My impression was that editors who work directly with authors had not even crossed his mind, and that the authors in the room might benefit from some encouragement toward not only editing but editing directly with a freelance editor.
I also had not considered the role of academic paper editors in helping authors become better writers, although I’d always considered this part of fiction editing. When I was a TA, I spent hours grading papers because I could not resist writing comments to the students about every lost point, hoping they would follow up and learn about their mistakes. So it seems a logical next step to aid authors not just by correcting their papers but by making them better writers.

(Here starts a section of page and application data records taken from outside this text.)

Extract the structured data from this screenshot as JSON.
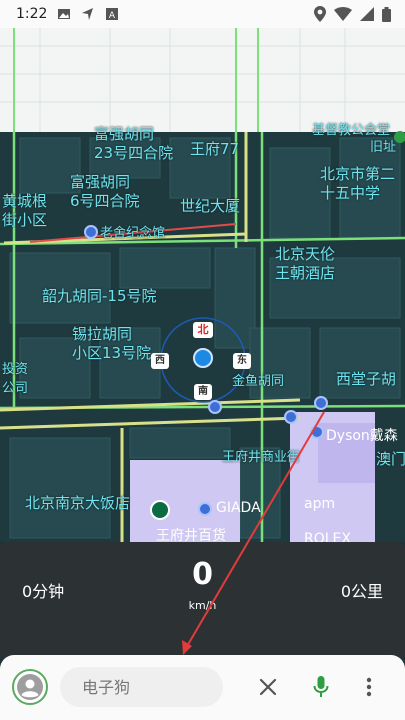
{
  "status_bar": {
    "time": "1:22",
    "icons": [
      "image-icon",
      "navigation-arrow-icon",
      "a-badge-icon",
      "location-pin-icon",
      "wifi-icon",
      "cell-signal-icon",
      "battery-icon"
    ]
  },
  "map": {
    "labels": [
      {
        "id": "fuqiang-23",
        "text": "富强胡同\n23号四合院"
      },
      {
        "id": "wangfu77",
        "text": "王府77"
      },
      {
        "id": "dongcheng-huangchenggen",
        "text": "黄城根\n街小区"
      },
      {
        "id": "fuqiang-6",
        "text": "富强胡同\n6号四合院"
      },
      {
        "id": "shiji-dasha",
        "text": "世纪大厦"
      },
      {
        "id": "laoshe",
        "text": "老舍纪念馆"
      },
      {
        "id": "beijing-no2",
        "text": "北京市第二\n十五中学"
      },
      {
        "id": "jiuzhi",
        "text": "旧址"
      },
      {
        "id": "top-right-label",
        "text": "基督教公会堂"
      },
      {
        "id": "beijing-tianlun",
        "text": "北京天伦\n王朝酒店"
      },
      {
        "id": "shaojiu",
        "text": "韶九胡同-15号院"
      },
      {
        "id": "xila",
        "text": "锡拉胡同\n小区13号院"
      },
      {
        "id": "touzi",
        "text": "投资\n公司"
      },
      {
        "id": "jinyu",
        "text": "金鱼胡同"
      },
      {
        "id": "xitangzi",
        "text": "西堂子胡"
      },
      {
        "id": "wangfujing-street",
        "text": "王府井商业街"
      },
      {
        "id": "dyson",
        "text": "Dyson戴森"
      },
      {
        "id": "aomen",
        "text": "澳门"
      },
      {
        "id": "beijing-nanjing",
        "text": "北京南京大饭店"
      },
      {
        "id": "giada",
        "text": "GIADA"
      },
      {
        "id": "apm",
        "text": "apm"
      },
      {
        "id": "wangfujing-baihuo",
        "text": "王府井百货"
      },
      {
        "id": "rolex",
        "text": "ROLEX"
      }
    ],
    "compass": {
      "north": "北",
      "east": "东",
      "south": "南",
      "west": "西"
    }
  },
  "speed_panel": {
    "time_left": "0分钟",
    "speed": "0",
    "speed_unit": "km/h",
    "distance": "0公里"
  },
  "bottom_bar": {
    "search_placeholder": "电子狗",
    "avatar_icon": "person-icon",
    "clear_icon": "close-icon",
    "voice_icon": "microphone-icon",
    "menu_icon": "more-vert-icon"
  },
  "colors": {
    "map_water_dark": "#1f3a3e",
    "label_cyan": "#6fe3ee",
    "road_green": "#7be07a",
    "road_yellow": "#d9e08a",
    "arrow_red": "#e23b3b",
    "panel_dark": "#2c3133",
    "accent_green": "#2e9e44"
  }
}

I’m teaching again in October (the class is full), with additional classes in January and June, 2018.
Then Conor O’Donovan interviewed me for the Modernist Breadcrumbs podcast, in anticipation of the arrival, this fall, of Modernist Bread. The series debuts on October 4 (not sure of my interview’s date yet), and you can hear the podcast here: http://heritageradionetwork.org/modernistbreadcrumbs/
I’m currently working on a series of sourdough-relayed bread articles for The Kitchn, also in anticipation of Modernist Bread. Amy Halloran and the Modernist Bread team will be doing posts as well. They’ll be posted in October.
Photo by Alicia Stemper
Writing about bread, and stumbling upon interesting new facts (like the different temperatures that bacteria and yeast thrive at, which can enable the baker to control the sourness of her sourdough), is making me want to delve back into bread research. Another game changer was finding out that through my William and Mary alumni association, I have online access to academic journals–I wouldn’t have to take the bus to UNC, where non-students are now limited to one hour of computer time. I might be able to revive Food Chem Blog!
I’ve never had an interest in a second edition of Bread Science. I thought I had written everything I knew. I’m about to get more copies printed, and I had to open the Indesign file to make a few corrections (my email address and location). It was tempting to start copyediting the whole book–I didn’t even know about the Chicago Manual when I wrote it!–but each page that has changes adds additional cost to the printing. I shouldn’t start editing until I’m going to redo the whole book. And if I’m going to do that, I might think about adding new content. I wonder if there will be a second edition someday!